→ **Instructions for the task**
Please return every line of the records that contains the word "Thursday".

→ **Provided entries**
......

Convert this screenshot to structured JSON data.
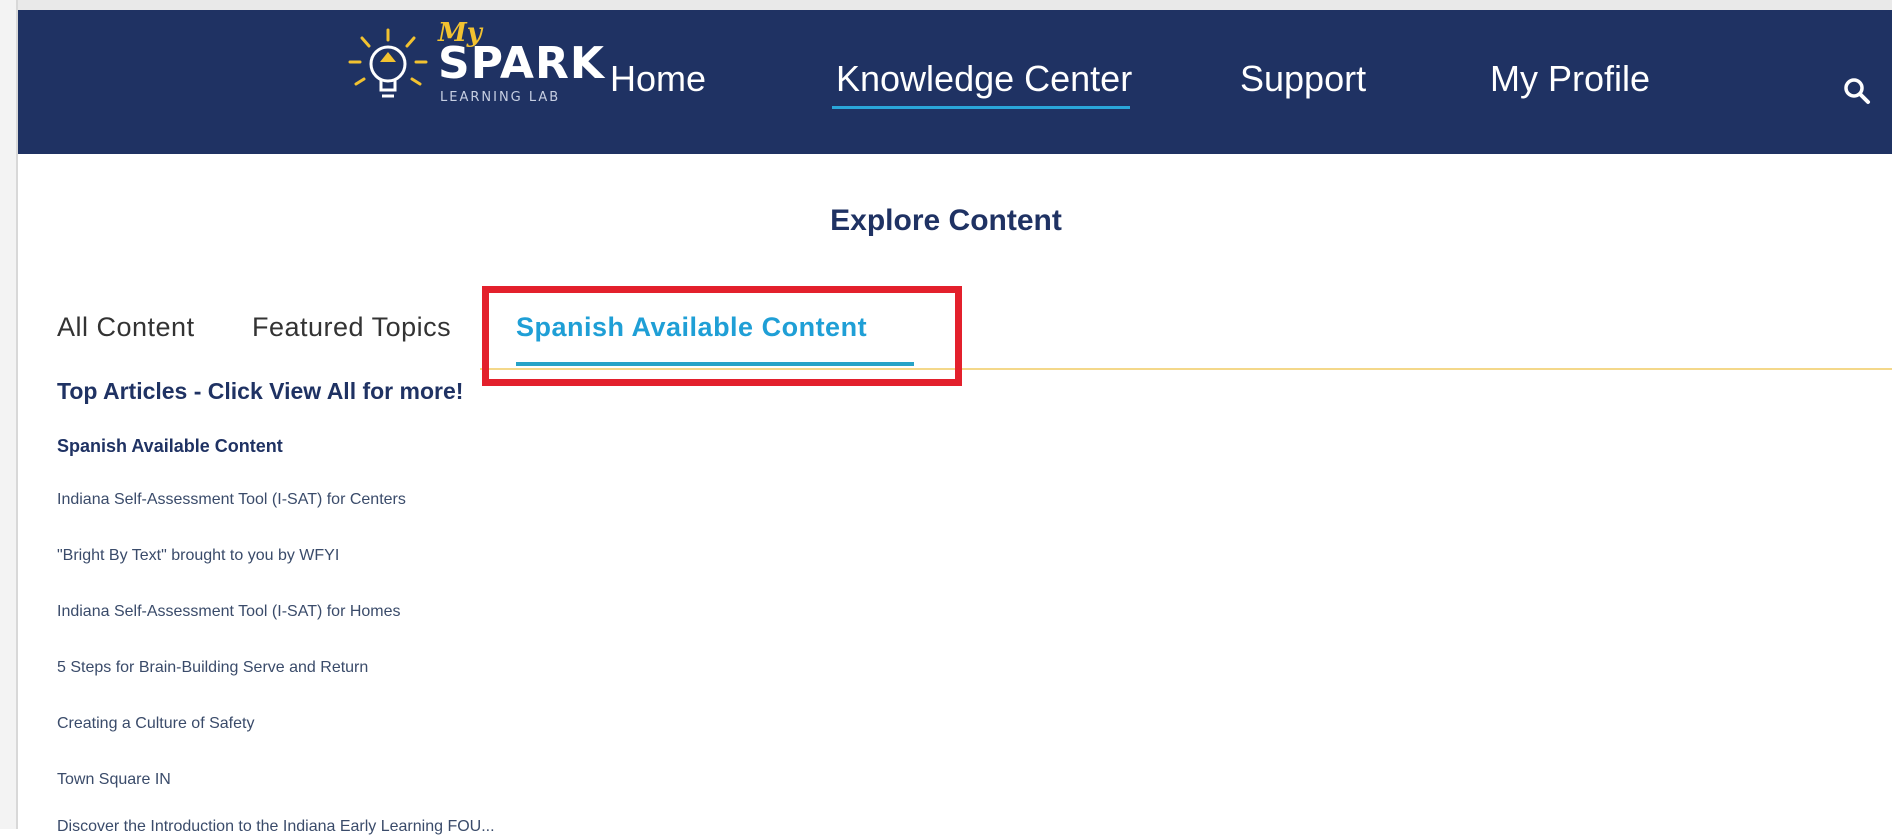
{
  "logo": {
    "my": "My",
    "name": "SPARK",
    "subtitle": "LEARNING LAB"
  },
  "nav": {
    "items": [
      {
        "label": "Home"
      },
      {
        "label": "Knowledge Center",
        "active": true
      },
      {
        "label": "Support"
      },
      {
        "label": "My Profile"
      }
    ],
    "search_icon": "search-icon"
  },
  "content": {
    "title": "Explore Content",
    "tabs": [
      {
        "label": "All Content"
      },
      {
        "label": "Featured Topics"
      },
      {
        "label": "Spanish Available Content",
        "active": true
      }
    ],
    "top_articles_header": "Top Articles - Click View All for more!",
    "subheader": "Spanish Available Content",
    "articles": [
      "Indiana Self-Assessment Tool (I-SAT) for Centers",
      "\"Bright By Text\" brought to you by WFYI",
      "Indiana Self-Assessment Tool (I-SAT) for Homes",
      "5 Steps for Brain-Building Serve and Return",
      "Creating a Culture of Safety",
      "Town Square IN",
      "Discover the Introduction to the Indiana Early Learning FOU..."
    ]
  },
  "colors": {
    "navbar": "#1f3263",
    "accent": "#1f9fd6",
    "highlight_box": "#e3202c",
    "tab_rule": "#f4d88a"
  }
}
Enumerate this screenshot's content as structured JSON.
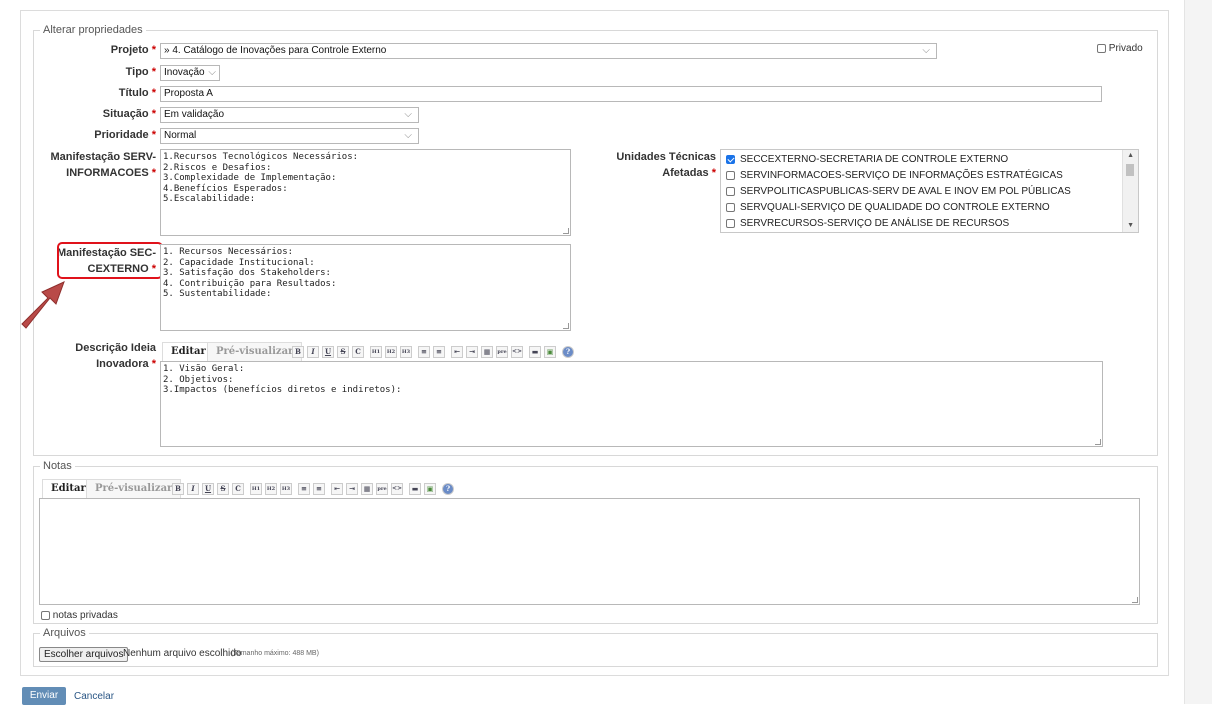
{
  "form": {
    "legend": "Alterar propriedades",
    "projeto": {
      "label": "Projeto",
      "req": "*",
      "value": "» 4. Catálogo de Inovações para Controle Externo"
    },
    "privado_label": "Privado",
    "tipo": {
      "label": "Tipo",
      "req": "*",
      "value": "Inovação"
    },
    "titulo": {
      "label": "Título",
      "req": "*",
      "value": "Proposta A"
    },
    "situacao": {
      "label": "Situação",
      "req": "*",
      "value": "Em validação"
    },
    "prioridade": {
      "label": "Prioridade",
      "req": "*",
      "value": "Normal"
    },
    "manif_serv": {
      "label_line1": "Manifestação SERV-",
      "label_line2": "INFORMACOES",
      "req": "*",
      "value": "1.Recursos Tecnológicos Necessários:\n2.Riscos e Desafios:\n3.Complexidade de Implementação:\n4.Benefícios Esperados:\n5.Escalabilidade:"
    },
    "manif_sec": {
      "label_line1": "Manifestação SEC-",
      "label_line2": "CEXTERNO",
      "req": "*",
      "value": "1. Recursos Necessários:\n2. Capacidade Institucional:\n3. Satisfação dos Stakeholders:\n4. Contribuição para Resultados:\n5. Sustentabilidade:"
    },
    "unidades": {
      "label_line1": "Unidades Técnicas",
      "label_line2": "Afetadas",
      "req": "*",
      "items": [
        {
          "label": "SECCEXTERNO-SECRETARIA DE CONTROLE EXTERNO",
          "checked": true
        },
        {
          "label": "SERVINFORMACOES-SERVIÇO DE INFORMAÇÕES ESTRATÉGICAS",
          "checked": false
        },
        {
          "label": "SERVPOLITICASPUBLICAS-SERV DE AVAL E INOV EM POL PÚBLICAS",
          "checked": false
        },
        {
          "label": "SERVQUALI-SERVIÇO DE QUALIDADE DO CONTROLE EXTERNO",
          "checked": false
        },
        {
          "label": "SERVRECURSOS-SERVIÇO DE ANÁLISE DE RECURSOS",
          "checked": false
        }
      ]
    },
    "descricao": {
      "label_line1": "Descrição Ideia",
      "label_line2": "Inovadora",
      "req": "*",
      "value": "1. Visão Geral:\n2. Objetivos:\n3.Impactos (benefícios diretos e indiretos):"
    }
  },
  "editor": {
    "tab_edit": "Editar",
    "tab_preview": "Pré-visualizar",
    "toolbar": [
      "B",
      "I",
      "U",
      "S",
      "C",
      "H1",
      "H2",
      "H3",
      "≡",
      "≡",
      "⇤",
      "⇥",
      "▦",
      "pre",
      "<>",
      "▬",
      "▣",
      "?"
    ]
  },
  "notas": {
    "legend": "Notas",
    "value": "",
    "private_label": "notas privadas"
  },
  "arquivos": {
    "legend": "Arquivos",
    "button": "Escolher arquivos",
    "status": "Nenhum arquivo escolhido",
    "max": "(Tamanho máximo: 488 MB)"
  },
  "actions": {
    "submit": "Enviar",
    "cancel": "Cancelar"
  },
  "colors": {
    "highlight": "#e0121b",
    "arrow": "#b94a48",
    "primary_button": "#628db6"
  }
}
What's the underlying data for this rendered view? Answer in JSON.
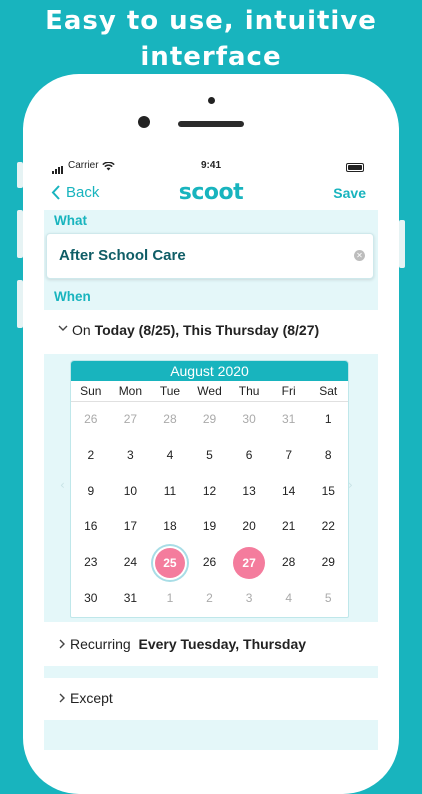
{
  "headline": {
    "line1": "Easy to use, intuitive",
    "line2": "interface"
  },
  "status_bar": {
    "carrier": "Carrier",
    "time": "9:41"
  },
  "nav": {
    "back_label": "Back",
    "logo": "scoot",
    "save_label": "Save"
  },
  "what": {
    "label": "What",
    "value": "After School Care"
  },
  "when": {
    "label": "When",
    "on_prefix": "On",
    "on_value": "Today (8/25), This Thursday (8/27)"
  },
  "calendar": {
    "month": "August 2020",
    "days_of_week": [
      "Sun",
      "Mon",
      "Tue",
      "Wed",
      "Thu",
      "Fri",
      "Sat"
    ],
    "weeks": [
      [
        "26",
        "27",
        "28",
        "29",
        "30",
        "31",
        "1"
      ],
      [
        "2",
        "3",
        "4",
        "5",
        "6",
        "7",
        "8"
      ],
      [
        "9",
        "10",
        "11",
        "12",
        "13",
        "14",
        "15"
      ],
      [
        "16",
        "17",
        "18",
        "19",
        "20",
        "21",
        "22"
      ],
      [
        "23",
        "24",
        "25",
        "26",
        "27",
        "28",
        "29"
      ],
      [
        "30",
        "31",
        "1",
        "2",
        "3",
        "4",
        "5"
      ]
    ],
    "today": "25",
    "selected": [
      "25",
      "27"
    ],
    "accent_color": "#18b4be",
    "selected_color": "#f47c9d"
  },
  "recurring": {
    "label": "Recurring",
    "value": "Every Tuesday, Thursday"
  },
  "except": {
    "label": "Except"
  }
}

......

→ **Answer for this exercise**
    "on_value": "Today (8/25), This Thursday (8/27)"
    "value": "Every Tuesday, Thursday"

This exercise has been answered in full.